Problem to solve ▸
State the count of lines in this material that hold the string "zoom" and add nothing.
**** Data
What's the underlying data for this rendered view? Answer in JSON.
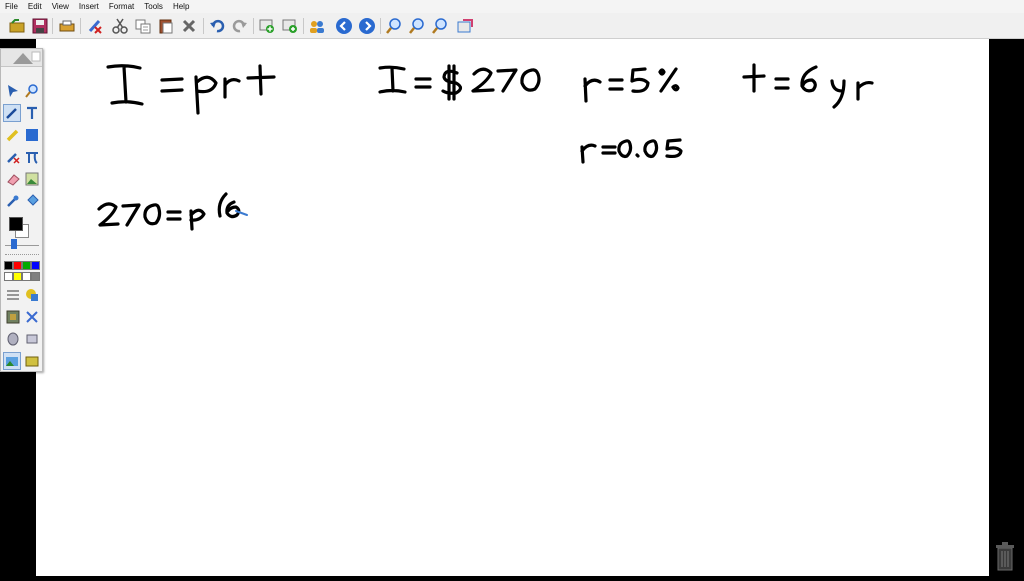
{
  "menu": {
    "items": [
      "File",
      "Edit",
      "View",
      "Insert",
      "Format",
      "Tools",
      "Help"
    ]
  },
  "toolbar": {
    "icons": [
      "open-icon",
      "save-icon",
      "print-icon",
      "pen-off-icon",
      "cut-icon",
      "copy-icon",
      "paste-icon",
      "delete-icon",
      "undo-icon",
      "redo-icon",
      "add-page-icon",
      "duplicate-page-icon",
      "users-icon",
      "previous-page-icon",
      "next-page-icon",
      "zoom-in-icon",
      "zoom-out-icon",
      "zoom-fit-icon",
      "screen-capture-icon"
    ]
  },
  "palette": {
    "tools": [
      "select-arrow-icon",
      "magnifier-icon",
      "pen-icon",
      "text-icon",
      "highlighter-icon",
      "rectangle-icon",
      "pen-delete-icon",
      "pi-icon",
      "eraser-icon",
      "image-icon",
      "eyedropper-icon",
      "fill-bucket-icon"
    ],
    "colors": [
      "#000000",
      "#ff0000",
      "#00aa00",
      "#0000ff",
      "#ffffff",
      "#ffff00",
      "#ffffff",
      "#7f7f7f"
    ],
    "current_color": "#000000"
  },
  "canvas": {
    "line1": {
      "formula": "I = prt",
      "interest": "I = $270",
      "rate": "r = 5%",
      "time": "t = 6 yr"
    },
    "line2": {
      "rate_decimal": "r=0.05"
    },
    "line3": {
      "work": "270 =p",
      "partial": "(6"
    }
  }
}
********
Response area ▸
3